Tom Stiehm made it official Sunday afternoon of his intent to run for the 23B house seat during a kick-off event at the Mapleview Village Community Hall, which also featured a conference call endorsement by Gov. Tim Walz.
After being Austin’s mayor for 14 years, Stiehm is embarking on a run for a political seat he never thought he would seek, however, in his speech to those who came out Sunday, Stiehm said he did so out of a concern for the current political environment.
“I’m concerned about the direction democracy is going,” Stiehm said. “I’ve learned that you have to listen to not only what [people] say. You’ve got to look at what they’ve done. You’ve seen what I’ve done.”
Stiehm, who is also a retired police officer and served in the United States Marine Corp., cited achievements of the City of Austin during his time as mayor including in the areas of diversity, housing and law enforcement.
But he also said that should he be elected, he wouldn’t serve just one group of people.
“I’m here for everybody,” he said.
Stiehm is choosing a very divisive period of time in politics for his first run at a state seat, but said it’s necessary to try and breach those divides when serving. That includes talking with people that have differing viewpoints and that they are often neighbors.

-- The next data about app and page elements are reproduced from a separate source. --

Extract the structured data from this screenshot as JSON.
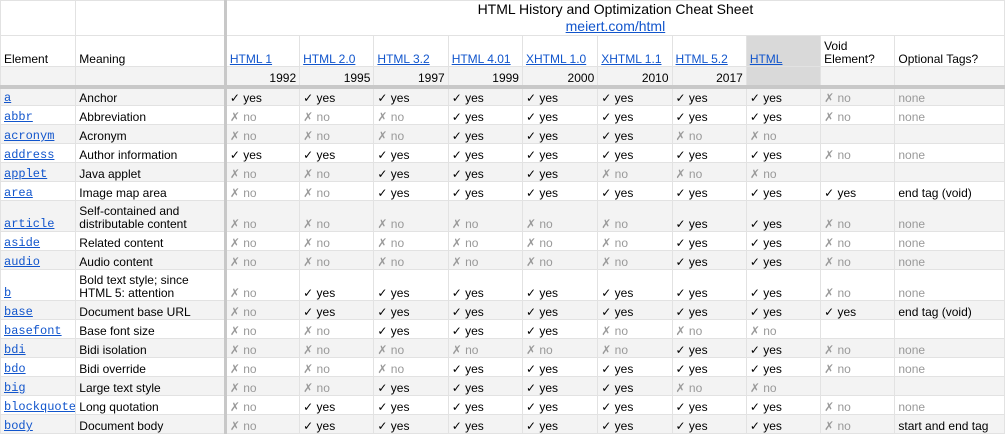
{
  "title": "HTML History and Optimization Cheat Sheet",
  "subtitle": "meiert.com/html",
  "columns": {
    "element": "Element",
    "meaning": "Meaning",
    "versions": [
      {
        "name": "HTML 1",
        "year": "1992"
      },
      {
        "name": "HTML 2.0",
        "year": "1995"
      },
      {
        "name": "HTML 3.2",
        "year": "1997"
      },
      {
        "name": "HTML 4.01",
        "year": "1999"
      },
      {
        "name": "XHTML 1.0",
        "year": "2000"
      },
      {
        "name": "XHTML 1.1",
        "year": "2010"
      },
      {
        "name": "HTML 5.2",
        "year": "2017"
      },
      {
        "name": "HTML",
        "year": ""
      }
    ],
    "void": "Void Element?",
    "optional": "Optional Tags?"
  },
  "rows": [
    {
      "el": "a",
      "meaning": "Anchor",
      "v": [
        "✓ yes",
        "✓ yes",
        "✓ yes",
        "✓ yes",
        "✓ yes",
        "✓ yes",
        "✓ yes",
        "✓ yes"
      ],
      "void": "✗ no",
      "opt": "none"
    },
    {
      "el": "abbr",
      "meaning": "Abbreviation",
      "v": [
        "✗ no",
        "✗ no",
        "✗ no",
        "✓ yes",
        "✓ yes",
        "✓ yes",
        "✓ yes",
        "✓ yes"
      ],
      "void": "✗ no",
      "opt": "none"
    },
    {
      "el": "acronym",
      "meaning": "Acronym",
      "v": [
        "✗ no",
        "✗ no",
        "✗ no",
        "✓ yes",
        "✓ yes",
        "✓ yes",
        "✗ no",
        "✗ no"
      ],
      "void": "",
      "opt": ""
    },
    {
      "el": "address",
      "meaning": "Author information",
      "v": [
        "✓ yes",
        "✓ yes",
        "✓ yes",
        "✓ yes",
        "✓ yes",
        "✓ yes",
        "✓ yes",
        "✓ yes"
      ],
      "void": "✗ no",
      "opt": "none"
    },
    {
      "el": "applet",
      "meaning": "Java applet",
      "v": [
        "✗ no",
        "✗ no",
        "✓ yes",
        "✓ yes",
        "✓ yes",
        "✗ no",
        "✗ no",
        "✗ no"
      ],
      "void": "",
      "opt": ""
    },
    {
      "el": "area",
      "meaning": "Image map area",
      "v": [
        "✗ no",
        "✗ no",
        "✓ yes",
        "✓ yes",
        "✓ yes",
        "✓ yes",
        "✓ yes",
        "✓ yes"
      ],
      "void": "✓ yes",
      "opt": "end tag (void)"
    },
    {
      "el": "article",
      "meaning": "Self-contained and distributable content",
      "v": [
        "✗ no",
        "✗ no",
        "✗ no",
        "✗ no",
        "✗ no",
        "✗ no",
        "✓ yes",
        "✓ yes"
      ],
      "void": "✗ no",
      "opt": "none",
      "tall": true
    },
    {
      "el": "aside",
      "meaning": "Related content",
      "v": [
        "✗ no",
        "✗ no",
        "✗ no",
        "✗ no",
        "✗ no",
        "✗ no",
        "✓ yes",
        "✓ yes"
      ],
      "void": "✗ no",
      "opt": "none"
    },
    {
      "el": "audio",
      "meaning": "Audio content",
      "v": [
        "✗ no",
        "✗ no",
        "✗ no",
        "✗ no",
        "✗ no",
        "✗ no",
        "✓ yes",
        "✓ yes"
      ],
      "void": "✗ no",
      "opt": "none"
    },
    {
      "el": "b",
      "meaning": "Bold text style; since HTML 5: attention",
      "v": [
        "✗ no",
        "✓ yes",
        "✓ yes",
        "✓ yes",
        "✓ yes",
        "✓ yes",
        "✓ yes",
        "✓ yes"
      ],
      "void": "✗ no",
      "opt": "none",
      "tall": true
    },
    {
      "el": "base",
      "meaning": "Document base URL",
      "v": [
        "✗ no",
        "✓ yes",
        "✓ yes",
        "✓ yes",
        "✓ yes",
        "✓ yes",
        "✓ yes",
        "✓ yes"
      ],
      "void": "✓ yes",
      "opt": "end tag (void)"
    },
    {
      "el": "basefont",
      "meaning": "Base font size",
      "v": [
        "✗ no",
        "✗ no",
        "✓ yes",
        "✓ yes",
        "✓ yes",
        "✗ no",
        "✗ no",
        "✗ no"
      ],
      "void": "",
      "opt": ""
    },
    {
      "el": "bdi",
      "meaning": "Bidi isolation",
      "v": [
        "✗ no",
        "✗ no",
        "✗ no",
        "✗ no",
        "✗ no",
        "✗ no",
        "✓ yes",
        "✓ yes"
      ],
      "void": "✗ no",
      "opt": "none"
    },
    {
      "el": "bdo",
      "meaning": "Bidi override",
      "v": [
        "✗ no",
        "✗ no",
        "✗ no",
        "✓ yes",
        "✓ yes",
        "✓ yes",
        "✓ yes",
        "✓ yes"
      ],
      "void": "✗ no",
      "opt": "none"
    },
    {
      "el": "big",
      "meaning": "Large text style",
      "v": [
        "✗ no",
        "✗ no",
        "✓ yes",
        "✓ yes",
        "✓ yes",
        "✓ yes",
        "✗ no",
        "✗ no"
      ],
      "void": "",
      "opt": ""
    },
    {
      "el": "blockquote",
      "meaning": "Long quotation",
      "v": [
        "✗ no",
        "✓ yes",
        "✓ yes",
        "✓ yes",
        "✓ yes",
        "✓ yes",
        "✓ yes",
        "✓ yes"
      ],
      "void": "✗ no",
      "opt": "none"
    },
    {
      "el": "body",
      "meaning": "Document body",
      "v": [
        "✗ no",
        "✓ yes",
        "✓ yes",
        "✓ yes",
        "✓ yes",
        "✓ yes",
        "✓ yes",
        "✓ yes"
      ],
      "void": "✗ no",
      "opt": "start and end tag"
    }
  ]
}
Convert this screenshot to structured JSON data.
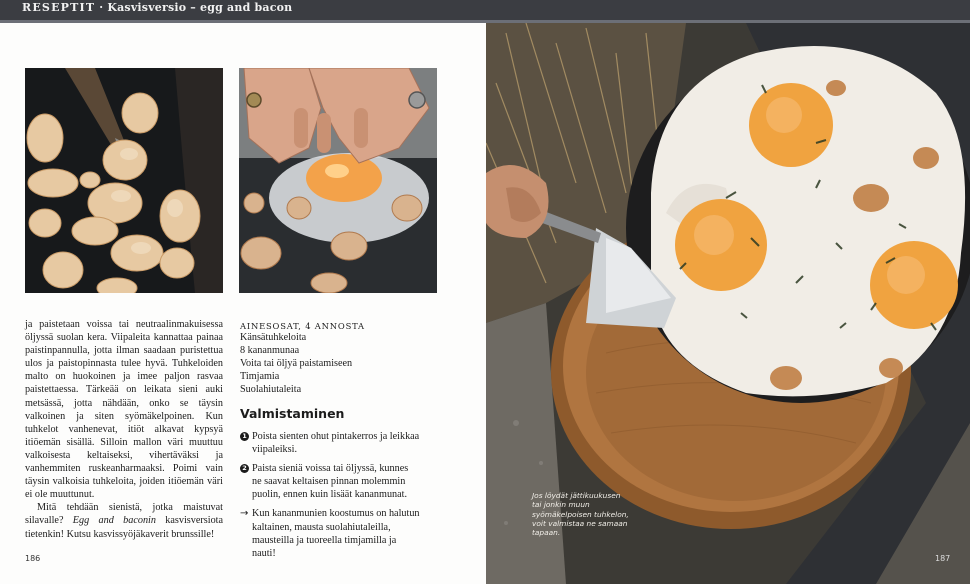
{
  "header": {
    "section": "RESEPTIT",
    "separator": "·",
    "title": "Kasvisversio – egg and bacon"
  },
  "left_page": {
    "photos": [
      "chanterelle-frying-icon",
      "egg-cracking-icon"
    ],
    "body": {
      "para1": "ja paistetaan voissa tai neutraalinmakuisessa öljyssä suolan kera. Viipaleita kannattaa painaa paistinpannulla, jotta ilman saadaan puristettua ulos ja paistopinnasta tulee hyvä. Tuhkeloiden malto on huokoinen ja imee paljon rasvaa paistettaessa. Tärkeää on leikata sieni auki metsässä, jotta nähdään, onko se täysin valkoinen ja siten syömäkelpoinen. Kun tuhkelot vanhenevat, itiöt alkavat kypsyä itiöemän sisällä. Silloin mallon väri muuttuu valkoisesta keltaiseksi, vihertäväksi ja vanhemmiten ruskeanharmaaksi. Poimi vain täysin valkoisia tuhkeloita, joiden itiöemän väri ei ole muuttunut.",
      "para2_a": "Mitä tehdään sienistä, jotka maistuvat silavalle? ",
      "para2_em": "Egg and baconin",
      "para2_b": " kasvisversiota tietenkin! Kutsu kasvissyöjäkaverit brunssille!"
    },
    "ingredients": {
      "heading": "AINESOSAT, 4 ANNOSTA",
      "items": [
        "Känsätuhkeloita",
        "8 kananmunaa",
        "Voita tai öljyä paistamiseen",
        "Timjamia",
        "Suolahiutaleita"
      ]
    },
    "method": {
      "title": "Valmistaminen",
      "step1_num": "1",
      "step1": "Poista sienten ohut pintakerros ja leikkaa viipaleiksi.",
      "step2_num": "2",
      "step2": "Paista sieniä voissa tai öljyssä, kunnes ne saavat keltaisen pinnan molemmin puolin, ennen kuin lisäät kananmunat.",
      "step3_mark": "→",
      "step3": "Kun kananmunien koostumus on halutun kaltainen, mausta suolahiutaleilla, mausteilla ja tuoreella timjamilla ja nauti!"
    },
    "page_number": "186"
  },
  "right_page": {
    "photo": "fried-eggs-skillet-icon",
    "caption": "Jos löydät jättikuukusen tai jonkin muun syömäkelpoisen tuhkelon, voit valmistaa ne samaan tapaan.",
    "page_number": "187"
  },
  "colors": {
    "header_bg": "#3b3d42",
    "yolk": "#f0a340",
    "wood": "#a86a38"
  }
}
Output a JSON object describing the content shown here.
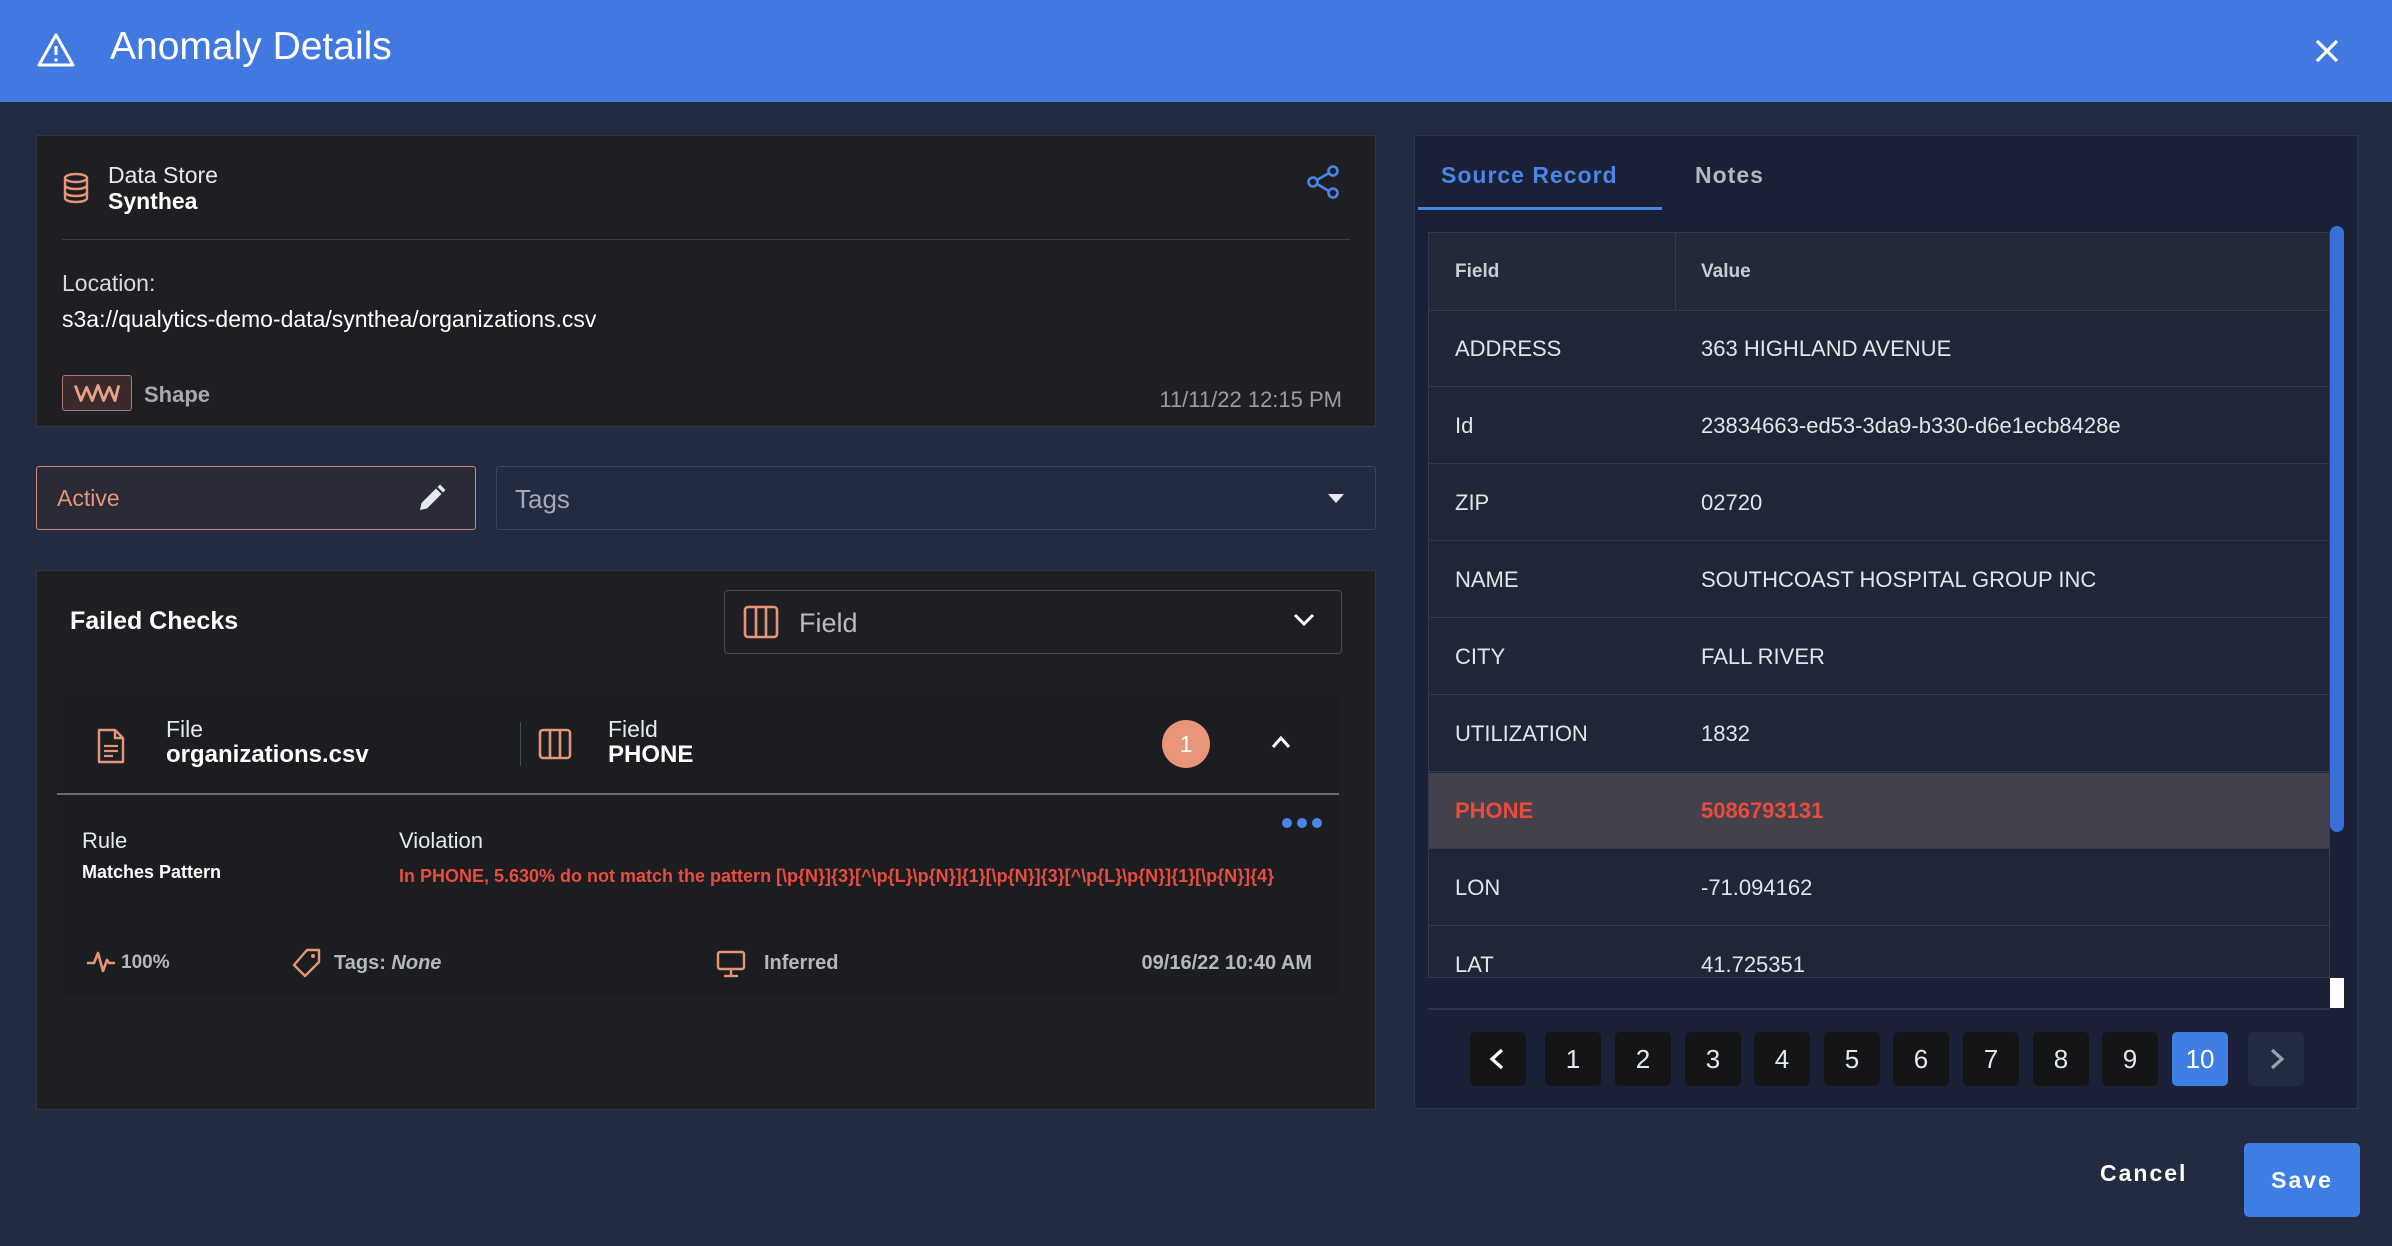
{
  "header": {
    "title": "Anomaly Details"
  },
  "datastore": {
    "label": "Data Store",
    "name": "Synthea",
    "location_label": "Location:",
    "location_value": "s3a://qualytics-demo-data/synthea/organizations.csv",
    "shape_label": "Shape",
    "timestamp": "11/11/22 12:15 PM"
  },
  "status": {
    "value": "Active"
  },
  "tags": {
    "placeholder": "Tags"
  },
  "failed_checks": {
    "title": "Failed Checks",
    "group_by": "Field",
    "card": {
      "file_label": "File",
      "file_value": "organizations.csv",
      "field_label": "Field",
      "field_value": "PHONE",
      "count": "1",
      "rule_label": "Rule",
      "rule_value": "Matches Pattern",
      "violation_label": "Violation",
      "violation_value": "In PHONE, 5.630% do not match the pattern [\\p{N}]{3}[^\\p{L}\\p{N}]{1}[\\p{N}]{3}[^\\p{L}\\p{N}]{1}[\\p{N}]{4}",
      "coverage": "100%",
      "tags_label": "Tags:",
      "tags_value": "None",
      "source": "Inferred",
      "timestamp": "09/16/22 10:40 AM"
    }
  },
  "source_record": {
    "tabs": [
      "Source Record",
      "Notes"
    ],
    "columns": [
      "Field",
      "Value"
    ],
    "rows": [
      {
        "field": "ADDRESS",
        "value": "363 HIGHLAND AVENUE"
      },
      {
        "field": "Id",
        "value": "23834663-ed53-3da9-b330-d6e1ecb8428e"
      },
      {
        "field": "ZIP",
        "value": "02720"
      },
      {
        "field": "NAME",
        "value": "SOUTHCOAST HOSPITAL GROUP INC"
      },
      {
        "field": "CITY",
        "value": "FALL RIVER"
      },
      {
        "field": "UTILIZATION",
        "value": "1832"
      },
      {
        "field": "PHONE",
        "value": "5086793131"
      },
      {
        "field": "LON",
        "value": "-71.094162"
      },
      {
        "field": "LAT",
        "value": "41.725351"
      }
    ],
    "highlighted_field": "PHONE",
    "pages": [
      "1",
      "2",
      "3",
      "4",
      "5",
      "6",
      "7",
      "8",
      "9",
      "10"
    ],
    "current_page": "10"
  },
  "actions": {
    "cancel": "Cancel",
    "save": "Save"
  },
  "colors": {
    "accent": "#4179e0",
    "violation": "#e84d3d",
    "status": "#e69577",
    "badge": "#e9957a"
  }
}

“I knew at the start I would be having conversations with people with radically different ideas,” Stiehm said. “Turns out I already knew who they were. They are our friends. We’re Americans first, Austinites first, citizens first. We have to build trust back in our government.”
Stiehm will be running for the newly formed District 23B House. Current representative Patricia Mueller, who holds the 27B seat, is in her first term after unseating longterm representative Jeanne Poppe. On Monday she announced a reelection bid for the 23B seat.
However, in an ironic twist Poppe is serving as Stiehm’s campaign manager, which he said has been an instant boost to his campaign.
“Jeanne has been everything,” Stiehm said. “She’s been fantastic for me.”
The day’s biggest endorsement came from Walz, who spoke over a conference call before heading to a rally at the Capitol in support of Ukraine’s struggle against Russia, who is entering its third week of invading the sovereign country.
“I’ve gotten to know Tom over the last couple of decades,” Walz said. “When I heard Tom would run for the position, it lifted my heart.”
“He’s always done what’s best for the community,” he added.
Walz pointed to Stiehm’s willingness to work with others to find a way to get projects done, which Walz said is sorely missing in today’s political landscape.
“He’s willing to get solutions,” Walz said. “We need less people getting on Twitter and complaining about other people. We need problem solvers.”
While Stiehm is pushing an early agenda of simply being an optimistic presence in a divided landscape, he also knows that there is a learning curve ahead of him.
That’s going to include a door-to-door campaign of getting to know the variety of issues that constituents are concerned about.
“I need to go out and knock on doors and see what people are thinking,” Stiehm said, adding later in the afternoon. “I’ve got to learn about issues I’ve never known about.”